Mr. Smith-Just so; but all I want on behalf of my clients is that the Clerk of the Court will take down my objections to the appeal.

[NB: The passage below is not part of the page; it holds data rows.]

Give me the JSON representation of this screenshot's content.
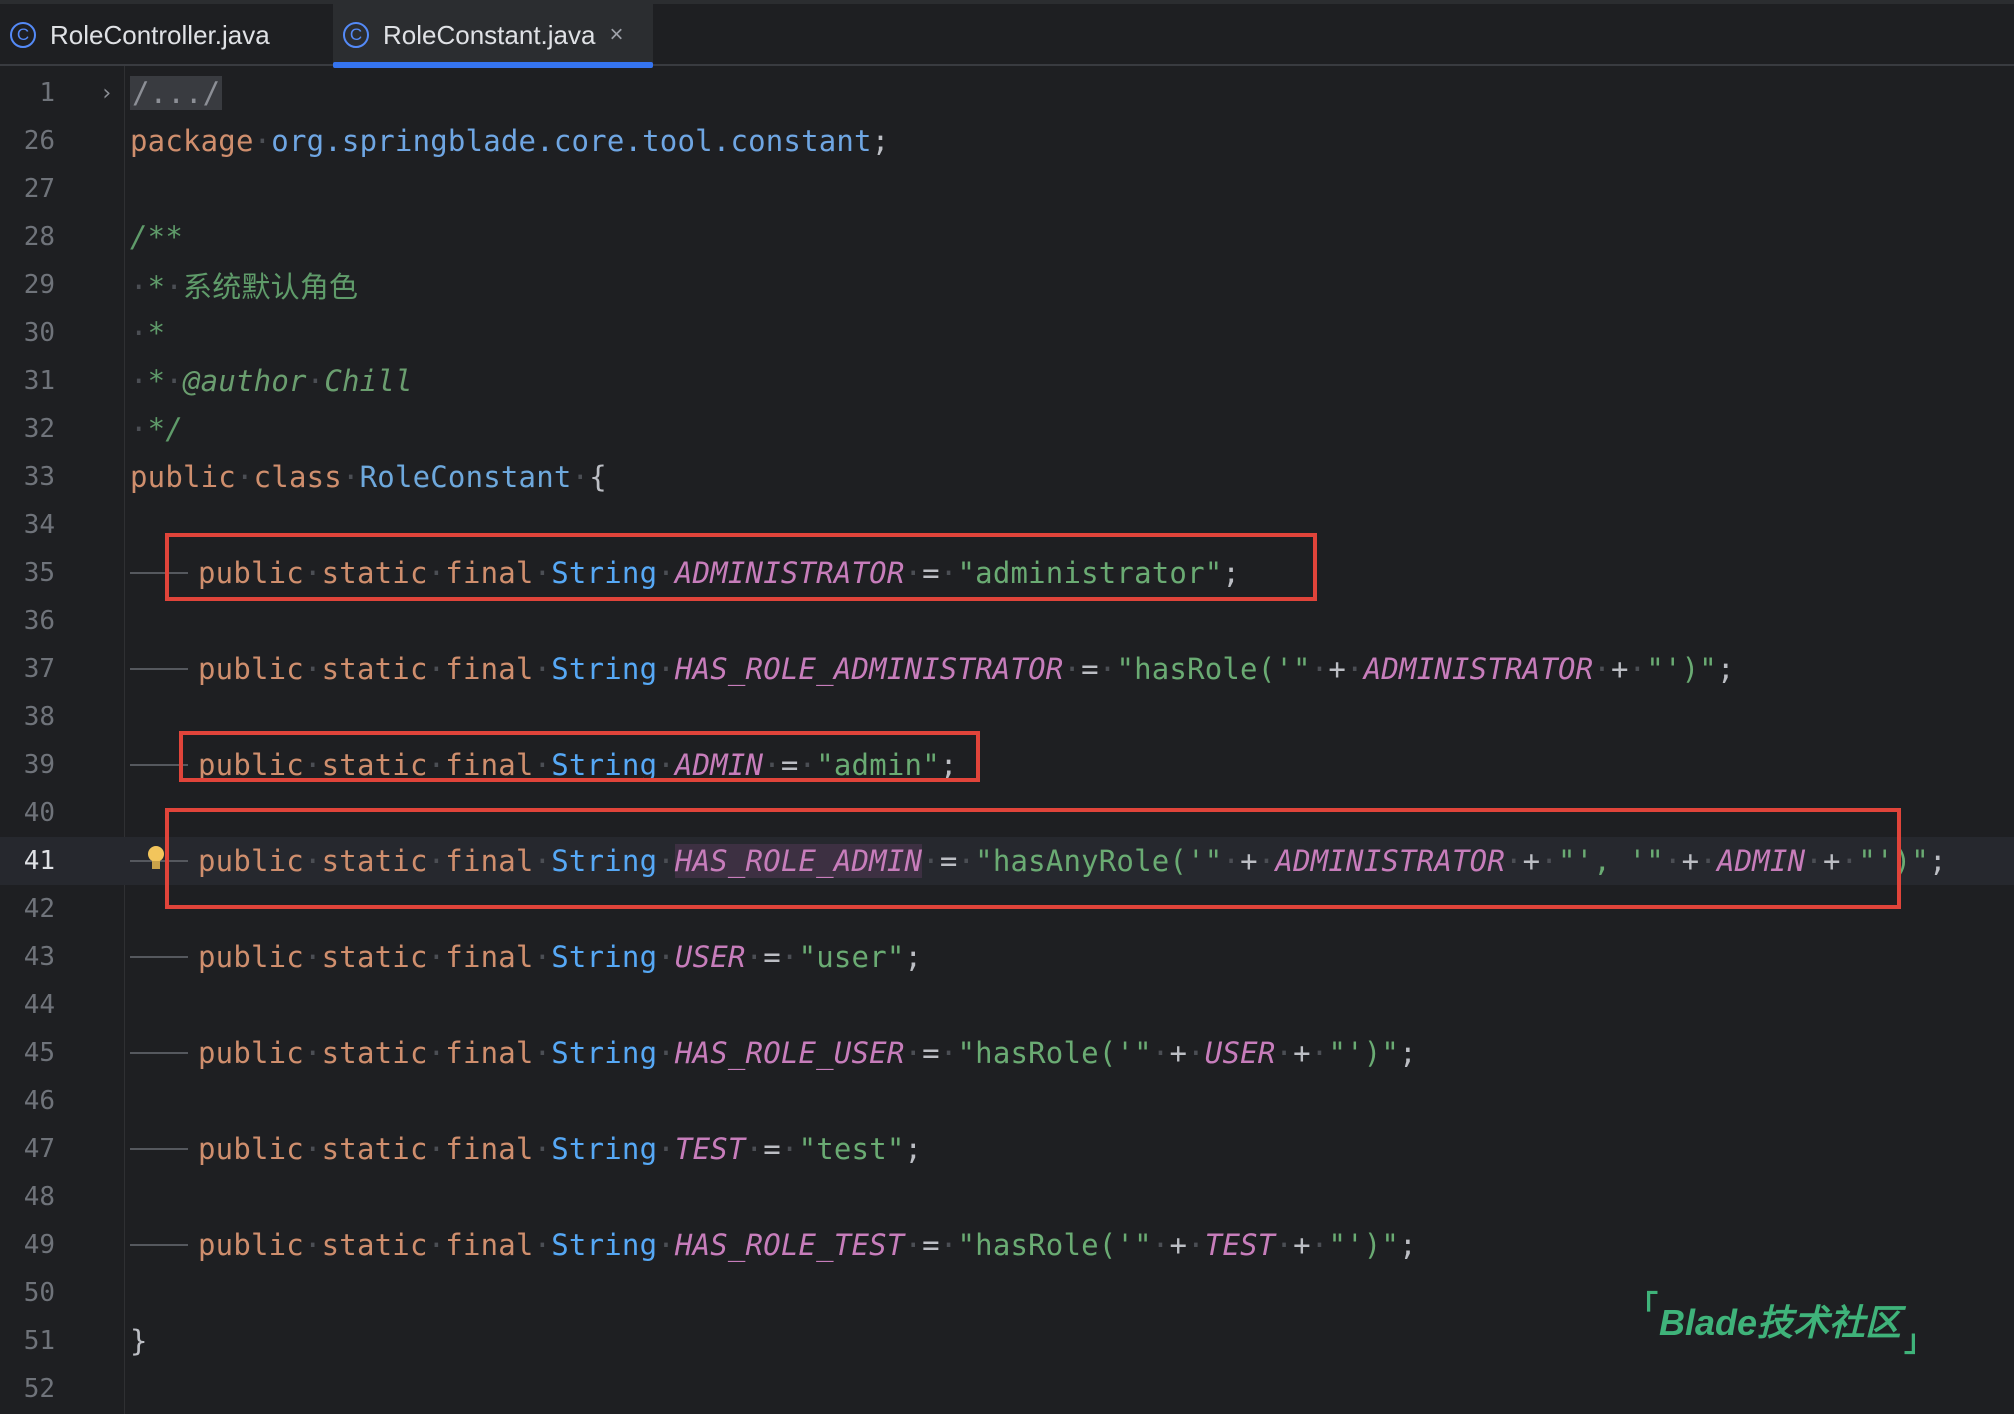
{
  "tabs": [
    {
      "label": "RoleController.java",
      "icon": "class-icon",
      "active": false
    },
    {
      "label": "RoleConstant.java",
      "icon": "class-icon",
      "active": true,
      "close": "×"
    }
  ],
  "editor": {
    "current_line": "41",
    "lines": [
      {
        "num": "1",
        "folded": "/.../"
      },
      {
        "num": "26",
        "kw": "package",
        "pkg": "org.springblade.core.tool.constant",
        "end": ";"
      },
      {
        "num": "27"
      },
      {
        "num": "28",
        "comment": "/**"
      },
      {
        "num": "29",
        "comment_star": "*",
        "comment_text": "系统默认角色"
      },
      {
        "num": "30",
        "comment_star": "*"
      },
      {
        "num": "31",
        "comment_star": "*",
        "tag": "@author",
        "tag_value": "Chill"
      },
      {
        "num": "32",
        "comment_end": "*/"
      },
      {
        "num": "33",
        "kw1": "public",
        "kw2": "class",
        "cls": "RoleConstant",
        "brace": "{"
      },
      {
        "num": "34"
      },
      {
        "num": "35",
        "mods": "public static final",
        "type": "String",
        "name": "ADMINISTRATOR",
        "eq": "=",
        "value": "\"administrator\"",
        "end": ";"
      },
      {
        "num": "36"
      },
      {
        "num": "37",
        "mods": "public static final",
        "type": "String",
        "name": "HAS_ROLE_ADMINISTRATOR",
        "eq": "=",
        "s1": "\"hasRole('\"",
        "op1": "+",
        "ref1": "ADMINISTRATOR",
        "op2": "+",
        "s2": "\"')\"",
        "end": ";"
      },
      {
        "num": "38"
      },
      {
        "num": "39",
        "mods": "public static final",
        "type": "String",
        "name": "ADMIN",
        "eq": "=",
        "value": "\"admin\"",
        "end": ";"
      },
      {
        "num": "40"
      },
      {
        "num": "41",
        "mods": "public static final",
        "type": "String",
        "name": "HAS_ROLE_ADMIN",
        "eq": "=",
        "s1": "\"hasAnyRole('\"",
        "op1": "+",
        "ref1": "ADMINISTRATOR",
        "op2": "+",
        "s2": "\"', '\"",
        "op3": "+",
        "ref2": "ADMIN",
        "op4": "+",
        "s3": "\"')\"",
        "end": ";"
      },
      {
        "num": "42"
      },
      {
        "num": "43",
        "mods": "public static final",
        "type": "String",
        "name": "USER",
        "eq": "=",
        "value": "\"user\"",
        "end": ";"
      },
      {
        "num": "44"
      },
      {
        "num": "45",
        "mods": "public static final",
        "type": "String",
        "name": "HAS_ROLE_USER",
        "eq": "=",
        "s1": "\"hasRole('\"",
        "op1": "+",
        "ref1": "USER",
        "op2": "+",
        "s2": "\"')\"",
        "end": ";"
      },
      {
        "num": "46"
      },
      {
        "num": "47",
        "mods": "public static final",
        "type": "String",
        "name": "TEST",
        "eq": "=",
        "value": "\"test\"",
        "end": ";"
      },
      {
        "num": "48"
      },
      {
        "num": "49",
        "mods": "public static final",
        "type": "String",
        "name": "HAS_ROLE_TEST",
        "eq": "=",
        "s1": "\"hasRole('\"",
        "op1": "+",
        "ref1": "TEST",
        "op2": "+",
        "s2": "\"')\"",
        "end": ";"
      },
      {
        "num": "50"
      },
      {
        "num": "51",
        "brace": "}"
      },
      {
        "num": "52"
      }
    ]
  },
  "watermark": {
    "text": "Blade技术社区",
    "open": "「",
    "close": "」"
  },
  "colors": {
    "accent": "#3574f0",
    "annotation_box": "#e0443a",
    "background": "#1e1f22"
  }
}
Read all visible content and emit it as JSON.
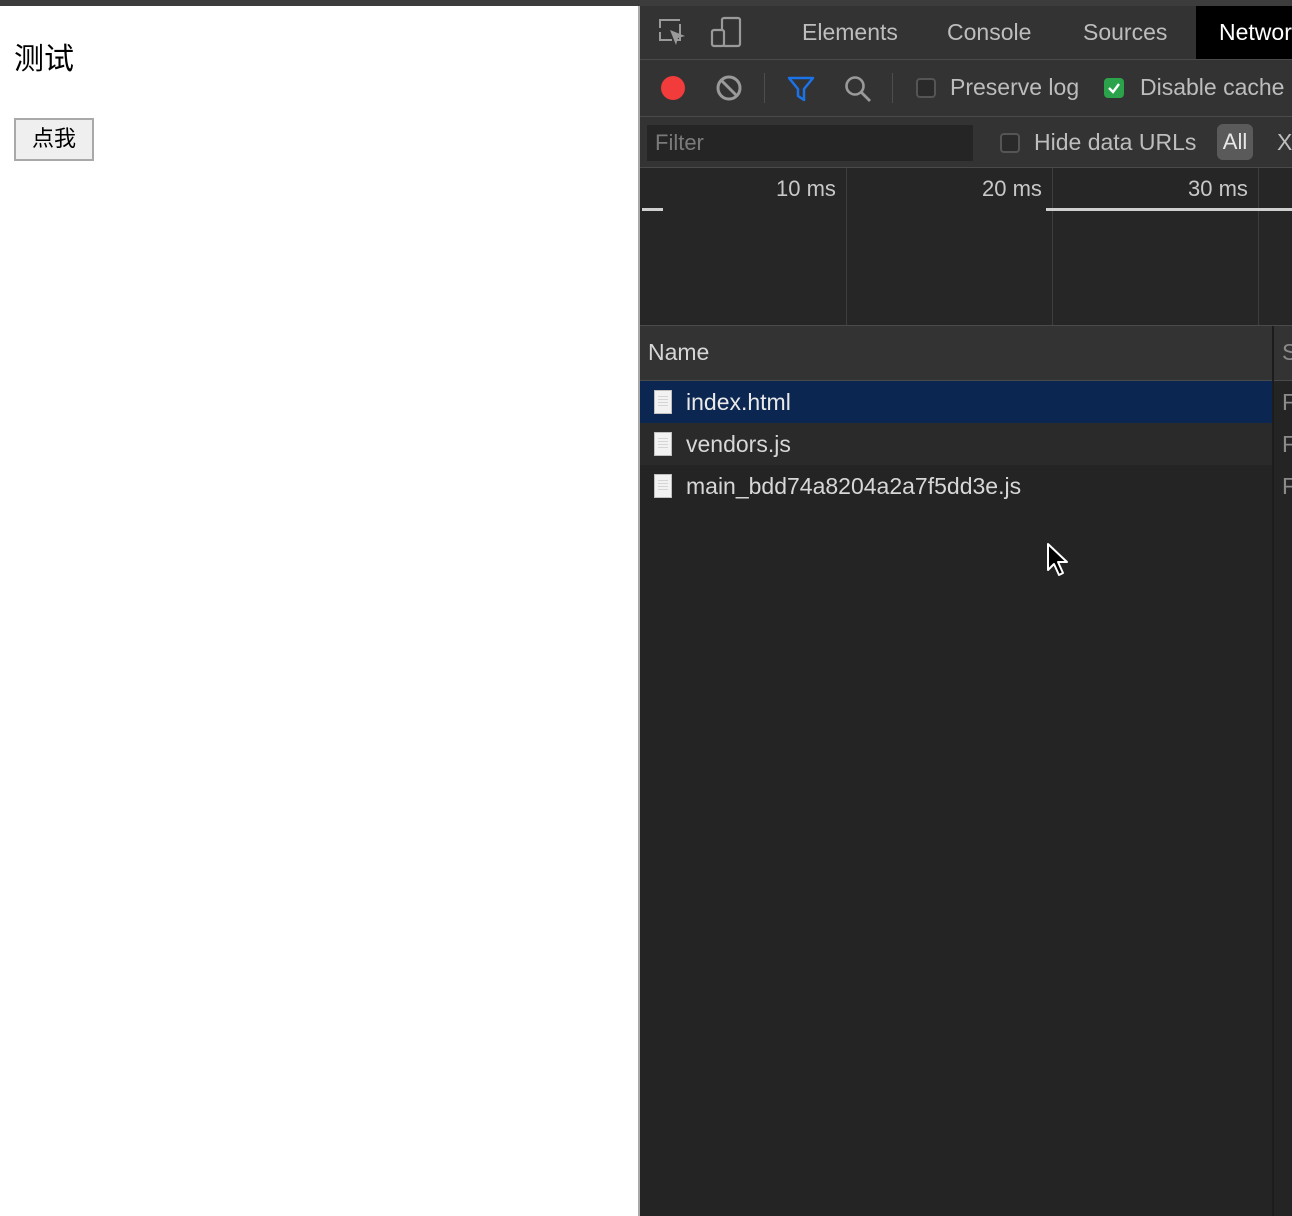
{
  "page": {
    "heading": "测试",
    "button_label": "点我"
  },
  "devtools": {
    "tabs": [
      {
        "label": "Elements"
      },
      {
        "label": "Console"
      },
      {
        "label": "Sources"
      },
      {
        "label": "Network"
      }
    ],
    "active_tab": "Network",
    "toolbar": {
      "preserve_log_label": "Preserve log",
      "preserve_log_checked": false,
      "disable_cache_label": "Disable cache",
      "disable_cache_checked": true
    },
    "filter": {
      "placeholder": "Filter",
      "hide_data_urls_label": "Hide data URLs",
      "all_label": "All",
      "xhr_label": "X"
    },
    "timeline": {
      "ticks": [
        "10 ms",
        "20 ms",
        "30 ms"
      ]
    },
    "table": {
      "name_header": "Name",
      "next_header": "S",
      "next_col_value": "F",
      "rows": [
        {
          "name": "index.html"
        },
        {
          "name": "vendors.js"
        },
        {
          "name": "main_bdd74a8204a2a7f5dd3e.js"
        }
      ]
    },
    "colors": {
      "record": "#f23b3b",
      "filter_icon": "#1a73e8",
      "selected_row": "#0b2650",
      "checkbox_on": "#2aa34a"
    }
  }
}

Mr. Smith then objected-1st. That there was no proper jurat to the notice of service. 2nd. That the notice had not been served within the time specified in the Act. 3rd. That there was no recognizance, because, the recognizance should have been taken by the Warden, who heard the case; that the bail was not such as is required in a civil action like the present; and that no notice had been given of the bail to the respondents.

The Bench having overruled those objections,

Mr. Lewis made a statement showing that he could not secure Mr. Smith's services, and what difficulties he experienced in serving the respondents.

This statement having been re-written on appellant's oath by the Clerk, Mr. Lewis read a written statement, the leading point of which was that the Bench would not dispossess persons who had expended thousands of pounds on ground, because of the omission of the performance of some technicalities, such as an inch in the breadth or height of a peg.

Mr. Smith having spoken in reply for about two hours, the Court was adjourned till next day at 10 o'clock.

 

Source: Northern Territory Times and Gazette, 13 February, 1874, p 2

ON Tuesday last, at the Local Court, Palmerston, the Bench-composed of the Hon. T. Reynolds, Dr. Ellison, and Mr. J. Lindsay, gave judgment in the appeal case, Lewis and another v. Jones and another, disputed claims, Pine Creek. The decision of the Court was that the Warden's order be quashed, and that each party pay their own costs. Mr. Smith for the respondent gave notice of prohibition, on the ground that the Court had no power. The verdict of the Court was received with dead silence.


 

[This was an appeal from Jones v. Lewis, 1873.]

Published by Centre for Comparative Law, History and Governance at Macquarie Law School